, which feel like poems from the future that traveled back in time to teach us a lesson.
Katharine Weber, Contributing Editor
2013 has been a terrific year for books. I was knocked out by some extraordinary writing by four authors whose previous books I know well and one author I clearly should have been reading before now. We Are All Completely Beside Ourselves
, by Karen Joy Fowler, is a sly, subversively brilliant novel. Meg Wolitzer’s big, fun, moving novel The Interestings
has lingered in my mind since the summer. Life After Life
was the title of two utterly marvelous and completely different novels published in the same season, and I recommend both Kate Atkinson
’s and Jill McCorkle
’s books. And I discovered with regret that I am late to the Lee Sandlin party. His memoir The Distancers
is a gothic American multi-generation family story. It’s a wonderful piece of writing.
Bonnie Levinson, Trustee
In the middle of The Goldfinch
by Donna Tartt right now. Can’t put it down.
Stella Ryan-Lozon, Administrative Assistant
David Rakoff’s novel Love, Dishonor, Marry, Die, Cherish, Perish
shook up my reading routine this year. Composed entirely in couplets, this story is at once witty, beautifully written, satirical, and honest. It chronicles a variety of characters that are all linked in some way as the author navigates America over several decades. I plan to read it again and again.
The past few months I’ve also spent a lot of time reading children’s literature. The Graveyard Book by Neil Gaiman sparked this venture. The story follows Nobody Owens, or Bod, a normal boy being raised by ghosts. Creepy and wise, the book is a great read and would be even better read out loud to children before bedtime!

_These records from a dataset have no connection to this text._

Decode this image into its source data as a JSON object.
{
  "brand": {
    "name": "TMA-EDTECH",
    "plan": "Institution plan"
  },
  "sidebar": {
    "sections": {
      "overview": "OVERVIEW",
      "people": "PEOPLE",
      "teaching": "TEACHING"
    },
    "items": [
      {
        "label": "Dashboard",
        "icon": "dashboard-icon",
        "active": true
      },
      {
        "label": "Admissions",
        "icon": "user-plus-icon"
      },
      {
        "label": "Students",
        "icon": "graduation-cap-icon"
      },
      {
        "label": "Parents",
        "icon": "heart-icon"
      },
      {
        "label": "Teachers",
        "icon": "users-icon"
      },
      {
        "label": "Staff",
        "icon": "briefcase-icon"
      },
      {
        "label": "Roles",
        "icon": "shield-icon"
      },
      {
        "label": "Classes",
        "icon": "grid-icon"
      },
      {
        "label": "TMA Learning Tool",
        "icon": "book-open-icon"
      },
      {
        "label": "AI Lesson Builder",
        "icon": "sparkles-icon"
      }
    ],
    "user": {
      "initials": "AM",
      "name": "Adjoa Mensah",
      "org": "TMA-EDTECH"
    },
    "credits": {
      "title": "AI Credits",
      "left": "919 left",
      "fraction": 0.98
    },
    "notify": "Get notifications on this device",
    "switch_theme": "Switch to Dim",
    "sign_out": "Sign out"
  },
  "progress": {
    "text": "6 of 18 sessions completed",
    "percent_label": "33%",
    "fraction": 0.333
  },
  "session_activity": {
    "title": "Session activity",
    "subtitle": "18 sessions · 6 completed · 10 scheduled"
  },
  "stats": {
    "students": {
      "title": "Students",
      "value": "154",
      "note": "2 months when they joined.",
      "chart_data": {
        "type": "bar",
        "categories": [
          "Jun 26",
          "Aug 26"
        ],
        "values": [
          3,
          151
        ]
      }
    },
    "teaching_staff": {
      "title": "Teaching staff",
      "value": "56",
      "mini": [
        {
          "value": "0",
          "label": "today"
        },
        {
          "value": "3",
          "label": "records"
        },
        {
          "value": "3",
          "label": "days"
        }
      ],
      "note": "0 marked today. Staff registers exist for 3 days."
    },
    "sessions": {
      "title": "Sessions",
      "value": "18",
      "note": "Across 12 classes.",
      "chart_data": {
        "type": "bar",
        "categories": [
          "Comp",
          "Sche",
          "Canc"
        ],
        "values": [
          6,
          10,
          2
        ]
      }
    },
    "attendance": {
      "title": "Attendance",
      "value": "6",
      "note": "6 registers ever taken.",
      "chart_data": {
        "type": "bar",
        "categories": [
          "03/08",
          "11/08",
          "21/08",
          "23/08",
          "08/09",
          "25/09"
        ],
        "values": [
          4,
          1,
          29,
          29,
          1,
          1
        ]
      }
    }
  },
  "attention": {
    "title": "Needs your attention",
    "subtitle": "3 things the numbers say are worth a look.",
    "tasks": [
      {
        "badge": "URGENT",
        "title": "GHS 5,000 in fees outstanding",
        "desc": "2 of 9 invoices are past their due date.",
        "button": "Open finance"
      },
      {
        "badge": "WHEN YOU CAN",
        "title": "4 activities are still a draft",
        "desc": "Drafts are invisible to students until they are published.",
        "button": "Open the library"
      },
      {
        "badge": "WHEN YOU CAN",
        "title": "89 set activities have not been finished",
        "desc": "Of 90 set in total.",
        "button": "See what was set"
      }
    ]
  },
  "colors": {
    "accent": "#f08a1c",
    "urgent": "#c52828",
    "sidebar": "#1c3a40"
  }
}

I also plan to revisit an old favorite this holiday season: A Hero of Our Time by Mikhail Lermontov. A nineteenth-century Russian novel by a young man who died in a duel and left behind very few works, this book reveals a fascinating place in time and mentality. While the Byronic main character (I hesitate to say protagonist) Pechorin charges through the Caucasus, the reader gets the chance to navigate a structurally engaging tale that is, at its core, a psychological journey. There is something new for me to realize each time I return to it.